Based on these predictions, RyRs add a new level of complexity to intracellular calcium dynamics. Being activated at calcium concentrations >1 μm (Bezprozvanny et al., 1991; Bootman et al., 2001), the RyR start modifying the intracellular calcium signal after initiation of the signal via InsP3Rs, which explains why no impact on signal initiation was observed in our experiments. Based on the geometric and molecular environment, the RyRs differentially affect the quantitative and qualitative aspects of the calcium signal in distinct regions of the cell. In the soma, they serve as a molecular switch, facilitating the recruitment of additional calcium, shaping the calcium flux rate by adjusting the sensitivity of the low-affinity InsP3R type III, and releasing calcium themselves. In the neurites, RyRs determine the probability of repetitive spiking. These roles of the RyR add an additional level of complexity to coincidence detection of intracellular calcium signals. This concept of a compartment-specific distribution of ion channels is analogous to the finding in the plasma membrane of pyramidal neurons, in which low-threshold voltage-gated calcium channels are found in the distal dendrite and high-threshold voltage-gated calcium channels are refined to the apical dendrite and soma of the cell (Christie et al., 1995).
This work was supported by National Institutes of Health Grant GM63496 and a German National Merit Scholarship Foundation scholarship (F.W.J.). Antibodies for the ryanodine receptor were kindly provided by Dr. Vincenzo Sorrentino. InsP3R type II antibodies were a kind gift from Dr. Richard Wojcikiewicz. We thank the Biotechnology and Biological Sciences Research Council (United Kingdom) for financial support and the Engineering and Physical Sciences Research Council (United Kingdom) for provision of the Swansea Mass Spectrometry Service. We thank Drs. Martin Bootman and Peter Lipp for helpful discussions and access to InsP3-BM ester. Drs. E. Thrower, A. Sardini, and M. Nathanson made helpful comments on this manuscript, and B. DeGray provided excellent technical support.
Correspondence should be addressed to Barbara E. Ehrlich, Department of Pharmacology, Yale University, 333 Cedar Street, New Haven, CT 06520-8066. E-mail:.
M. Zochowski's present address: Department of Physics, University of Michigan, Ann Arbor, MI 48109.

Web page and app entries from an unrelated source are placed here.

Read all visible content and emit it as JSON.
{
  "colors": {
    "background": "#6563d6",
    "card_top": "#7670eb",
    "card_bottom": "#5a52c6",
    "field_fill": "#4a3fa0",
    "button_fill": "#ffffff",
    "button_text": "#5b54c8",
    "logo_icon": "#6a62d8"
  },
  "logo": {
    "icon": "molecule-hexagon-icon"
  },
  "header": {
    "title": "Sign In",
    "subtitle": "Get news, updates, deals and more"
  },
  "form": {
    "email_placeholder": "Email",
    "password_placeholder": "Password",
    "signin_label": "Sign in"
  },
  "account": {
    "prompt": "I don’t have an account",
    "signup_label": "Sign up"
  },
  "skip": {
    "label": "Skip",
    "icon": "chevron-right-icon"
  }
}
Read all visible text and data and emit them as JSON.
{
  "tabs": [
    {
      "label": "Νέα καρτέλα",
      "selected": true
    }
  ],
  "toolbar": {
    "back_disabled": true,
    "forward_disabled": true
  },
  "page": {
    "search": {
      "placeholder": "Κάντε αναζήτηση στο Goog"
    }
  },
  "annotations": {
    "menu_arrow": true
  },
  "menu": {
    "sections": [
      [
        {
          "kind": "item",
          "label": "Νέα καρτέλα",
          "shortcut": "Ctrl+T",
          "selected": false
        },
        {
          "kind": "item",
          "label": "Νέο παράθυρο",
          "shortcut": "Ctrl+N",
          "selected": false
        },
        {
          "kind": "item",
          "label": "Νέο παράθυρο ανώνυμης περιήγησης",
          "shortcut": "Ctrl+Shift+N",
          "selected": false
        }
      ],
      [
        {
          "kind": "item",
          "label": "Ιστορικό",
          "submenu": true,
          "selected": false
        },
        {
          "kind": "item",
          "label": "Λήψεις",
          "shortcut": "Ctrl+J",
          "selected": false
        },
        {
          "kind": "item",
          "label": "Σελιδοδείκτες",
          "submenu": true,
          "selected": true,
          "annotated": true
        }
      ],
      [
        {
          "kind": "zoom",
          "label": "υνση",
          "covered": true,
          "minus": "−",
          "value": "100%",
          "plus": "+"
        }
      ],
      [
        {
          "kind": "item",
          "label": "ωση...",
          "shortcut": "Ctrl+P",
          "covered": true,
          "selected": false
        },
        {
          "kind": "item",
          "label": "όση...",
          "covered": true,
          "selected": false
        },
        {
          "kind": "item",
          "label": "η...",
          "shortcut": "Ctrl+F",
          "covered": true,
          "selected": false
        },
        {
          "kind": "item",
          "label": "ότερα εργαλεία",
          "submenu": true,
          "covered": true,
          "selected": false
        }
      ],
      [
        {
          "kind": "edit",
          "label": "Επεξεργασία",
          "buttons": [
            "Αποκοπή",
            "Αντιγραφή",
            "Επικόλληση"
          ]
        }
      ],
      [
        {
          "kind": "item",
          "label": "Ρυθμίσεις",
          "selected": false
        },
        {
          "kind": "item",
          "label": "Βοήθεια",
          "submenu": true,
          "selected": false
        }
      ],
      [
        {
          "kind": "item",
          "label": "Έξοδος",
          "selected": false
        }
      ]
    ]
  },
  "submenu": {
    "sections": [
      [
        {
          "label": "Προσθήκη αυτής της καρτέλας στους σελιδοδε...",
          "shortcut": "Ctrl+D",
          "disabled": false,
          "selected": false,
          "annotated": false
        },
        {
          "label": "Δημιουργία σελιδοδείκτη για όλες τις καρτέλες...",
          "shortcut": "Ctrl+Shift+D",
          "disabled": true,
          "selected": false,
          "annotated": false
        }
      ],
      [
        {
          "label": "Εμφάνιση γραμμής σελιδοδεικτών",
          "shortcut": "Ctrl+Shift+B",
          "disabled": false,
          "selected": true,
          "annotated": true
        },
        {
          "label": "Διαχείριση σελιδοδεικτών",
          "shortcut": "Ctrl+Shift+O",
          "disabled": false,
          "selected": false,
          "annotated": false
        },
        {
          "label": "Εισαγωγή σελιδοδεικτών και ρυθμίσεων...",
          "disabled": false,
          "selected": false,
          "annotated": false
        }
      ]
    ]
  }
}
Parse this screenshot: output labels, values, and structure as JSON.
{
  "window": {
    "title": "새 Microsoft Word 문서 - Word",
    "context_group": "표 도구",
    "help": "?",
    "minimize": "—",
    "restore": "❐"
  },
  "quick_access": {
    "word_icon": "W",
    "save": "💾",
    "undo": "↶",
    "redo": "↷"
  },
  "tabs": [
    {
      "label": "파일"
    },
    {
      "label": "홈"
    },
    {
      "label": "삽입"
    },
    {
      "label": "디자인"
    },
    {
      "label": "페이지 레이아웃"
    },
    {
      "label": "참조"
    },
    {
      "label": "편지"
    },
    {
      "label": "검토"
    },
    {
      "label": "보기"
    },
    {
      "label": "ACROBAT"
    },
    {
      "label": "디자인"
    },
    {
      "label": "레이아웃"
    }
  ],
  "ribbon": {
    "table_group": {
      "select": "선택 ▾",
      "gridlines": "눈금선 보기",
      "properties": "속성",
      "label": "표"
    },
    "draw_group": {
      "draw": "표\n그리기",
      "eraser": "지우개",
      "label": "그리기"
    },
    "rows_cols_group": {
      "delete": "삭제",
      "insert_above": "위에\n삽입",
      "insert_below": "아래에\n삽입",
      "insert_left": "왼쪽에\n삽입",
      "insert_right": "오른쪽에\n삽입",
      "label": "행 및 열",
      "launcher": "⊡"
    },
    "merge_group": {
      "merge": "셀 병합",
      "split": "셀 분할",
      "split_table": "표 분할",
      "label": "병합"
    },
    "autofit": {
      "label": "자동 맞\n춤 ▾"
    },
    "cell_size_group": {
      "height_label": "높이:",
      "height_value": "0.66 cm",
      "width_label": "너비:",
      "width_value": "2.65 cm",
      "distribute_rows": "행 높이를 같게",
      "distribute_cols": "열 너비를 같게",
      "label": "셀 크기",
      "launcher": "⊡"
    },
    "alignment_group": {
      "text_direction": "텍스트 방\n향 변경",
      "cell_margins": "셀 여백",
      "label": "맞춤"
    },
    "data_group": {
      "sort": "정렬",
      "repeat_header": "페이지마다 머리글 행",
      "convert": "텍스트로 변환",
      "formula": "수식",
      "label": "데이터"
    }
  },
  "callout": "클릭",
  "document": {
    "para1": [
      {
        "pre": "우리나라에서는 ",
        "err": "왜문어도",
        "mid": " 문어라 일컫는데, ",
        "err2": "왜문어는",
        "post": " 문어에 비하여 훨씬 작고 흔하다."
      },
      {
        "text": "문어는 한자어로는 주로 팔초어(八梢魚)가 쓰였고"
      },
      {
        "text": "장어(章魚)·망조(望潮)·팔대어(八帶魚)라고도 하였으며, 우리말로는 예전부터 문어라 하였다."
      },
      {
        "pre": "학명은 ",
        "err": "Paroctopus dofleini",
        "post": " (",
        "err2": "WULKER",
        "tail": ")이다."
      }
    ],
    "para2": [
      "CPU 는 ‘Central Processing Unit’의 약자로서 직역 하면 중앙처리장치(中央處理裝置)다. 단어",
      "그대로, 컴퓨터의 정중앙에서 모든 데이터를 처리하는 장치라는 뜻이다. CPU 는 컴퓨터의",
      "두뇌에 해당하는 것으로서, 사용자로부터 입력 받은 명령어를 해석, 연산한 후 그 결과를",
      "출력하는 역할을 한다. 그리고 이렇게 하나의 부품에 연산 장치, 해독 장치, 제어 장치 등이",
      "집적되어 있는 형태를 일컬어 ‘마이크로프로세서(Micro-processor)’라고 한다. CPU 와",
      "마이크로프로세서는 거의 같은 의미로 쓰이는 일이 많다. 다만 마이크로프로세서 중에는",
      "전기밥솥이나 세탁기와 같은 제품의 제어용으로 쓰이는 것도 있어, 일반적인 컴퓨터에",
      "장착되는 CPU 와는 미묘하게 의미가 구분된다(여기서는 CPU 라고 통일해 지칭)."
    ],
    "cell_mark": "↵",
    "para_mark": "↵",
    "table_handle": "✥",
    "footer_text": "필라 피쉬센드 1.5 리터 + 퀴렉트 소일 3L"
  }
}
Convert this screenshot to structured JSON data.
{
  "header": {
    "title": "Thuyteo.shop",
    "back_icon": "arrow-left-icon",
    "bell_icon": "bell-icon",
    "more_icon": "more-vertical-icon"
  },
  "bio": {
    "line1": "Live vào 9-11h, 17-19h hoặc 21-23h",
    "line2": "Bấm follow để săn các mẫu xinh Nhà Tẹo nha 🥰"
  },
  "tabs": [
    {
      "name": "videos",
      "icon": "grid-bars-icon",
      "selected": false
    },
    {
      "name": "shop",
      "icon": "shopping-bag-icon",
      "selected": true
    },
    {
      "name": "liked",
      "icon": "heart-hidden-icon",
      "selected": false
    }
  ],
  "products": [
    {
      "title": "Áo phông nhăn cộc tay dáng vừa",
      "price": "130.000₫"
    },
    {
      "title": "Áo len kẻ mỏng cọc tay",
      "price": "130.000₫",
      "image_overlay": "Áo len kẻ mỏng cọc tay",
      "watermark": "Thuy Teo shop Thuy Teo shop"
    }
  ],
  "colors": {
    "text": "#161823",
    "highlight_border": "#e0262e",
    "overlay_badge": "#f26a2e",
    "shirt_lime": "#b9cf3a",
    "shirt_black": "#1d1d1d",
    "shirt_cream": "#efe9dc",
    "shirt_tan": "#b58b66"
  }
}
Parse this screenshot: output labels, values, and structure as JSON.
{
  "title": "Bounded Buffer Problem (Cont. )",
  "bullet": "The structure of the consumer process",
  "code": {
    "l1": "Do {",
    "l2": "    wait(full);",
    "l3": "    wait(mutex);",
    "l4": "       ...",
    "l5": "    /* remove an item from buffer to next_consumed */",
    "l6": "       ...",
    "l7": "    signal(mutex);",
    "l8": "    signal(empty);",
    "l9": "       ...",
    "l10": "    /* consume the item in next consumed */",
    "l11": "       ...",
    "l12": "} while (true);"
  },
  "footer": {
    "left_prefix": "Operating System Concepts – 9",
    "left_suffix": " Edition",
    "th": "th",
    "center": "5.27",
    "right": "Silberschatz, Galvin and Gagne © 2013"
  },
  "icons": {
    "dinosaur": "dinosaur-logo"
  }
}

P. Koulen's present address: Department of Pharmacology and Neuroscience, University of North Texas Health Science Center, 3500 Camp Bowie Boulevard, Fort Worth, TX 76107-2699.